Swift’s New “Reputation”

Madelyn Anderson, Opinion Editor

Since her self-titled debut album was released in 2006, Taylor Swift has been an idol to young girls across the world. Her long blonde hair and sweet song lyrics painted a picturesque image of innocence and grace. She was every parent’s dream for their child’s role model.

Record deals, world tours, a mountain of fans and constant red carpet appearances have made her ascent to fame seemingly effortless. As time went on, the original country love songs gave way to pop-y and repetitive radio hits, appealing to a broader base of supporters with each album. From “Fearless,” to “Speak Now,” to “Red,” to “1989,” Swift’s steady climb to international stardom has been nothing but successful.

This time, however, America’s sweetheart may have slipped.

With the cryptic release of singles from her 6th album, Swift is turning heads in a new way. Gone are the days of innocence and love songs, replaced with electronic sounding pop hits that grace the radio 10 times a day for the next month and are never heard of again.

After a major clash with rapper Kanye West over a degrading song lyric about the artist, Swift was attacked on several social media platforms, being referred to as a “liar” and a “snake.” She had denied giving consent for the lyric, but evidence proving otherwise was eventually found in a video Kim Kardashian posted on her Snapchat story.

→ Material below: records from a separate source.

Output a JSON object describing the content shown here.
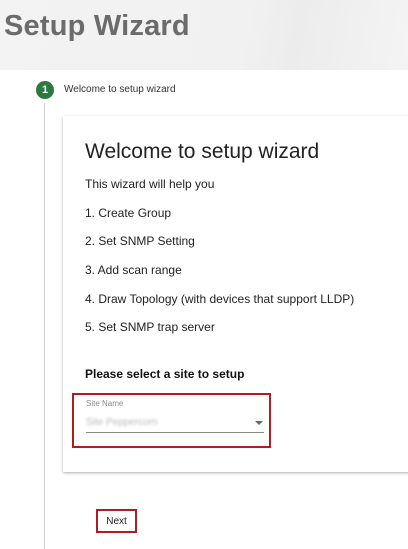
{
  "header": {
    "title": "Setup Wizard"
  },
  "stepper": {
    "step_number": "1",
    "step_label": "Welcome to setup wizard"
  },
  "card": {
    "title": "Welcome to setup wizard",
    "intro": "This wizard will help you",
    "items": [
      "1. Create Group",
      "2. Set SNMP Setting",
      "3. Add scan range",
      "4. Draw Topology (with devices that support LLDP)",
      "5. Set SNMP trap server"
    ],
    "select_prompt": "Please select a site to setup",
    "site_field": {
      "label": "Site Name",
      "value": "Site Peppercorn"
    }
  },
  "actions": {
    "next_label": "Next"
  },
  "colors": {
    "step_active": "#2b7a3d",
    "highlight_border": "#b01c22"
  }
}
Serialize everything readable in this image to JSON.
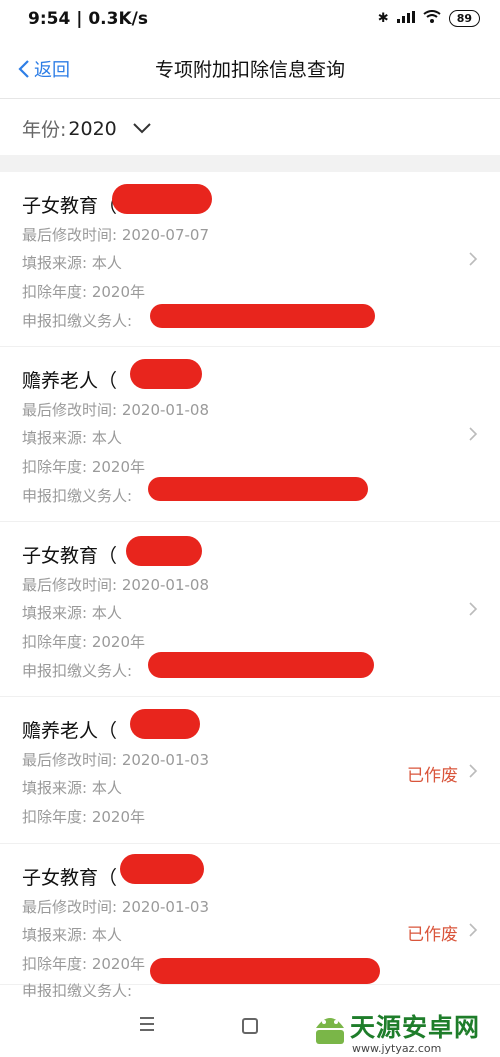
{
  "status": {
    "time": "9:54 | 0.3K/s",
    "battery": "89"
  },
  "nav": {
    "back_label": "返回",
    "title": "专项附加扣除信息查询"
  },
  "filter": {
    "year_label": "年份:",
    "year_value": "2020"
  },
  "records": [
    {
      "title": "子女教育（",
      "modified": "最后修改时间: 2020-07-07",
      "source": "填报来源: 本人",
      "year": "扣除年度: 2020年",
      "withholder": "申报扣缴义务人:",
      "status": ""
    },
    {
      "title": "赡养老人（",
      "modified": "最后修改时间: 2020-01-08",
      "source": "填报来源: 本人",
      "year": "扣除年度: 2020年",
      "withholder": "申报扣缴义务人:",
      "status": ""
    },
    {
      "title": "子女教育（",
      "modified": "最后修改时间: 2020-01-08",
      "source": "填报来源: 本人",
      "year": "扣除年度: 2020年",
      "withholder": "申报扣缴义务人:",
      "status": ""
    },
    {
      "title": "赡养老人（",
      "modified": "最后修改时间: 2020-01-03",
      "source": "填报来源: 本人",
      "year": "扣除年度: 2020年",
      "withholder": "",
      "status": "已作废"
    },
    {
      "title": "子女教育（",
      "modified": "最后修改时间: 2020-01-03",
      "source": "填报来源: 本人",
      "year": "扣除年度: 2020年",
      "withholder": "申报扣缴义务人:",
      "status": "已作废"
    }
  ],
  "watermark": {
    "text": "天源安卓网",
    "url": "www.jytyaz.com"
  },
  "colors": {
    "accent": "#2e7ee6",
    "voided": "#d9553b",
    "redaction": "#e8251d"
  }
}
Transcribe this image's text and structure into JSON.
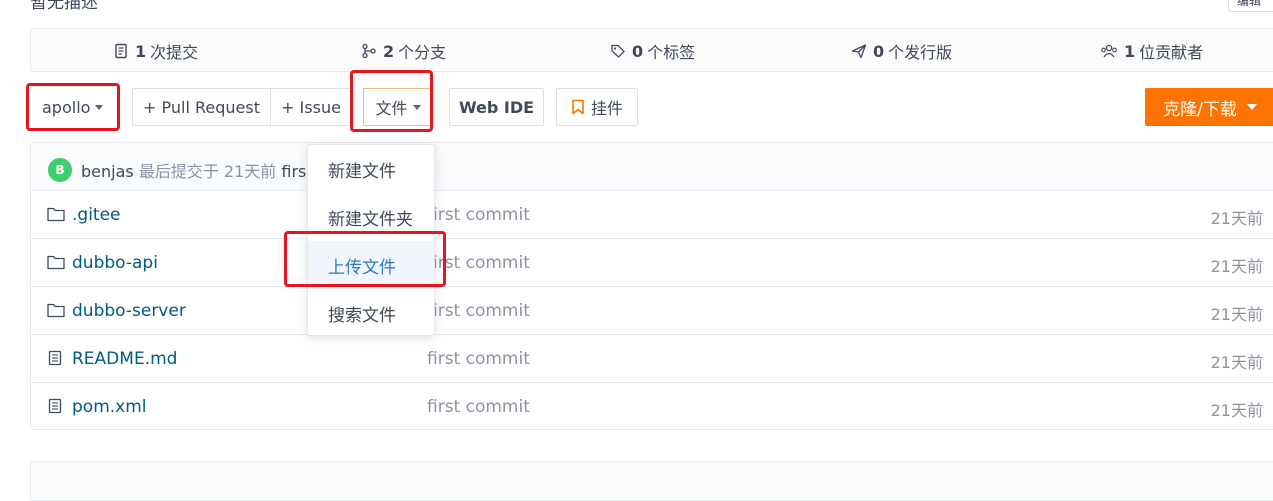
{
  "header": {
    "cut_title": "暂无描述",
    "edit_label": "编辑"
  },
  "stats": [
    {
      "icon": "commit-icon",
      "count": "1",
      "label": "次提交"
    },
    {
      "icon": "branch-icon",
      "count": "2",
      "label": "个分支"
    },
    {
      "icon": "tag-icon",
      "count": "0",
      "label": "个标签"
    },
    {
      "icon": "release-icon",
      "count": "0",
      "label": "个发行版"
    },
    {
      "icon": "contributors-icon",
      "count": "1",
      "label": "位贡献者"
    }
  ],
  "toolbar": {
    "branch": "apollo",
    "pull_request": "+ Pull Request",
    "issue": "+ Issue",
    "file_menu": "文件",
    "web_ide": "Web IDE",
    "widget": "挂件",
    "clone": "克隆/下载"
  },
  "commit": {
    "avatar_initial": "B",
    "author": "benjas",
    "meta": "最后提交于 21天前",
    "message_cut": "firs"
  },
  "files": [
    {
      "icon": "folder-icon",
      "name": ".gitee",
      "message": "first commit",
      "time": "21天前"
    },
    {
      "icon": "folder-icon",
      "name": "dubbo-api",
      "message": "first commit",
      "time": "21天前"
    },
    {
      "icon": "folder-icon",
      "name": "dubbo-server",
      "message": "first commit",
      "time": "21天前"
    },
    {
      "icon": "file-icon",
      "name": "README.md",
      "message": "first commit",
      "time": "21天前"
    },
    {
      "icon": "file-icon",
      "name": "pom.xml",
      "message": "first commit",
      "time": "21天前"
    }
  ],
  "file_dropdown": {
    "items": [
      "新建文件",
      "新建文件夹",
      "上传文件",
      "搜索文件"
    ],
    "highlighted_index": 2
  },
  "colors": {
    "accent": "#fe7300",
    "annotation": "#e8141b",
    "link": "#005980",
    "highlight": "#2e79c4"
  }
}
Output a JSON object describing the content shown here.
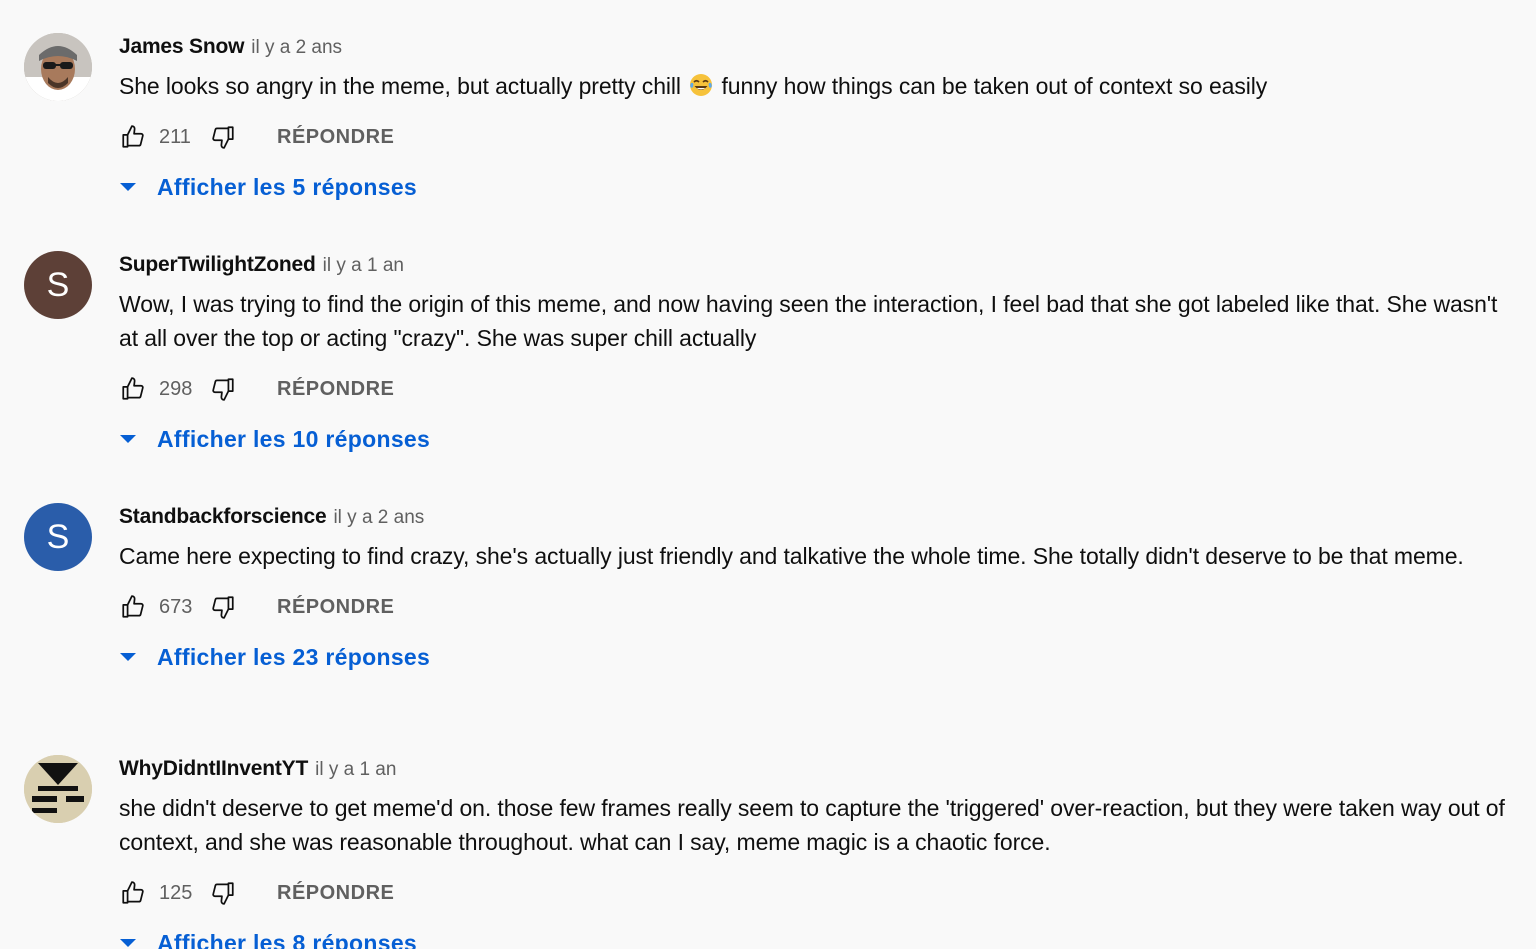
{
  "comments": [
    {
      "author": "James Snow",
      "time": "il y a 2 ans",
      "text_before": "She looks so angry in the meme, but actually pretty chill",
      "text_after": "funny how things can be taken out of context so easily",
      "emoji": "face-with-tears-of-joy",
      "likes": "211",
      "reply_label": "RÉPONDRE",
      "replies_label": "Afficher les 5 réponses",
      "avatar": {
        "type": "photo",
        "initial": "",
        "color": "#8a8a8a"
      }
    },
    {
      "author": "SuperTwilightZoned",
      "time": "il y a 1 an",
      "text": "Wow, I was trying to find the origin of this meme, and now having seen the interaction, I feel bad that she got labeled like that. She wasn't at all over the top or acting \"crazy\". She was super chill actually",
      "likes": "298",
      "reply_label": "RÉPONDRE",
      "replies_label": "Afficher les 10 réponses",
      "avatar": {
        "type": "initial",
        "initial": "S",
        "color": "#5d4037"
      }
    },
    {
      "author": "Standbackforscience",
      "time": "il y a 2 ans",
      "text": "Came here expecting to find crazy, she's actually just friendly and talkative the whole time. She totally didn't deserve to be that meme.",
      "likes": "673",
      "reply_label": "RÉPONDRE",
      "replies_label": "Afficher les 23 réponses",
      "avatar": {
        "type": "initial",
        "initial": "S",
        "color": "#2a5daa"
      }
    },
    {
      "author": "WhyDidntIInventYT",
      "time": "il y a 1 an",
      "text": "she didn't deserve to get meme'd on. those few frames really seem to capture the 'triggered' over-reaction, but they were taken way out of context, and she was reasonable throughout. what can I say, meme magic is a chaotic force.",
      "likes": "125",
      "reply_label": "RÉPONDRE",
      "replies_label": "Afficher les 8 réponses",
      "avatar": {
        "type": "logo",
        "initial": "",
        "color": "#d9cfb0"
      }
    }
  ],
  "colors": {
    "background": "#f9f9f9",
    "link": "#065fd4",
    "secondary_text": "#606060",
    "primary_text": "#0f0f0f"
  }
}
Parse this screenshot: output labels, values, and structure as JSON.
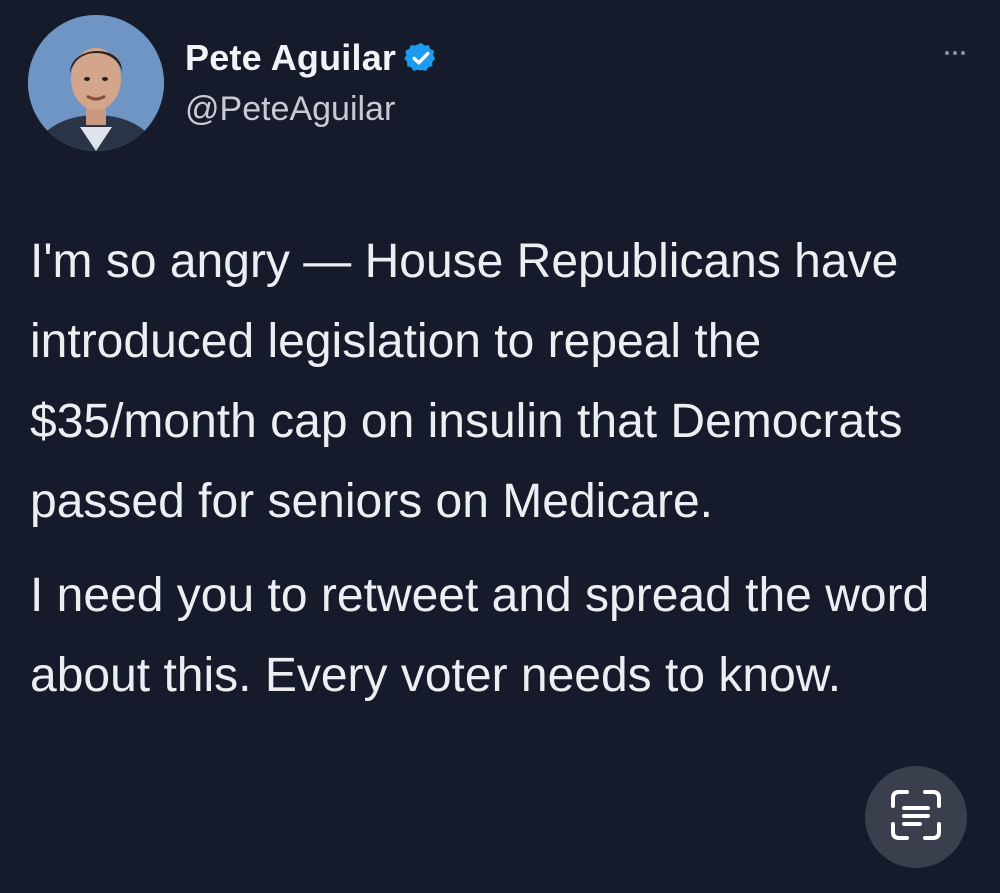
{
  "author": {
    "display_name": "Pete Aguilar",
    "handle": "@PeteAguilar",
    "verified": true
  },
  "tweet": {
    "paragraphs": [
      "I'm so angry — House Republicans have introduced legislation to repeal the $35/month cap on insulin that Democrats passed for seniors on Medicare.",
      "I need you to retweet and spread the word about this. Every voter needs to know."
    ]
  },
  "icons": {
    "verified": "verified-badge-icon",
    "more": "more-options-icon",
    "scan": "text-scan-icon"
  },
  "colors": {
    "background": "#151b2b",
    "verified_blue": "#1d9bf0"
  }
}
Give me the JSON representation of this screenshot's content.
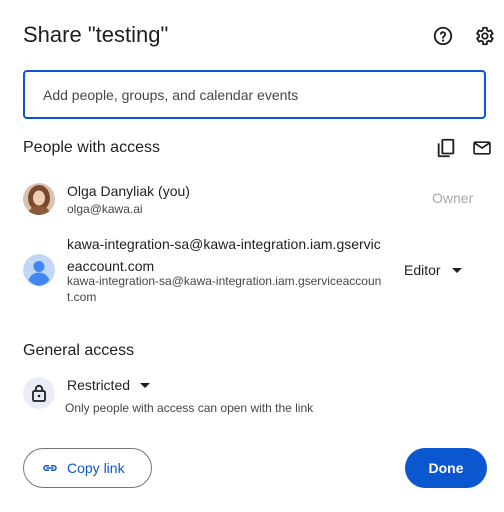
{
  "dialog": {
    "title": "Share \"testing\"",
    "icons": {
      "help": "help-circle-icon",
      "settings": "gear-icon"
    },
    "add_input": {
      "placeholder": "Add people, groups, and calendar events",
      "value": ""
    },
    "people_section": {
      "title": "People with access",
      "icons": {
        "copy": "copy-icon",
        "email": "mail-icon"
      },
      "people": [
        {
          "name": "Olga Danyliak (you)",
          "email": "olga@kawa.ai",
          "role": "Owner",
          "avatar": "photo"
        },
        {
          "name": "kawa-integration-sa@kawa-integration.iam.gserviceaccount.com",
          "email": "kawa-integration-sa@kawa-integration.iam.gserviceaccount.com",
          "role": "Editor",
          "avatar": "default-person-icon"
        }
      ]
    },
    "general_section": {
      "title": "General access",
      "icon": "lock-icon",
      "access_level": "Restricted",
      "description": "Only people with access can open with the link"
    },
    "footer": {
      "copy_link_label": "Copy link",
      "copy_link_icon": "link-icon",
      "done_label": "Done"
    },
    "colors": {
      "accent": "#0b57d0",
      "text": "#1f1f1f",
      "muted": "#444746",
      "owner_text": "#a8a8a8",
      "lock_bg": "#e9eef6"
    }
  }
}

Shortly after, she went off the grid for months. No news, no paparazzi pictures, nothing.

The first sign of any activity came when she suddenly deleted all of her social media pages early on August 18th. A few days later, obscure videos of a hissing snake with glowing red eyes appeared on her Instagram account. Subtle.

The first single, Look What You Made Me Do, was released on August 24th. The release was not only a new sound for the artist, but a complete rebranding of Swift’s innocent persona. In the middle of the song, Swift makes a bold statement that could categorize the entirety of her new album:

“I’m sorry, the old Taylor can’t come to the phone right now / Why? / Oh, ’cause she’s dead!”

With this lyric, it is clear that she has broken all ties with her past self, believing that that side of her represented a fake, pushover of a person who always “played the victim.” This is further targeted in the LWYMMD music video.

At first glance, the video is simply an aesthetically pleasing and expensively made production to accompany the star’s new image. But with a closer look, the video is full of cryptic, deeper-meaning imagery: including costumes from previous events and videos, digs at her elite and exclusive friend group, snakes serving hot tea and the presentation of the pseudonym Nils Sjoberg she used to write a song for her ex-boyfriend Calvin Harris on a gravestone.

The scene opens with Swift crawling out of the grave wearing the same dress she wore in Out of the Woods, the last music video shot in the “1989” era. The frame switches from a dark, cemetery scene, to Swift in a brightly lit room, sitting in a bathtub full of 10 million dollars of Neil Lane diamonds. The shot features a one dollar bill, in reference to the dollar she won in a recent sexual assault case.

Perhaps the most unsettling scene in the video puts Swift at the top of a mountain of her former selves, showing versions of her in costumes from the “Speak Now” and “Red” era of concerts fighting to get to the artist. Three minutes and thirty-seven seconds of symbolic imagery and repetitive pop beats later, the “Old Taylor’s” line up in front of a plane labeled “Reputation,” mimicking the words of her critics in regards to her victim-like habits and personalities.

Love her or hate her, you have to admit that Swift is clever. Her timing and the drama behind the release of her new singles have sparked international attention. She is undeniably good at what she does — making pop hits that create something to talk about. The LWYMMD music video broke a YouTube record, achieving 43.2 million views in 24 hours. That’s 30,000 views a minute.

While the songs may not be groundbreaking, especially with the feature of the 90’s hit music “I’m Too Sexy” as a background beat, what LWYMMD lacks in originality it makes up for in the ingenuity of the music video.

Many people, myself included, miss the “Speak Now” and other previous phases of Taylor Swift. Her clever and original songs were anthems for girls everywhere, and now, she has been reduced to the same monotone pop artist that is played constantly on every other radio station.

Her new persona is different from anything she has done before, but will create nothing but success for the artist. The rest of her album is set to be released in early November, and world tour dates and merchandise have already sold out on her website.

Taylor Swift is smart. She’s a business woman who knows how to spin negative attention in her favor. Her sixth studio album will be an impressive push back at those who have looked down on her for years.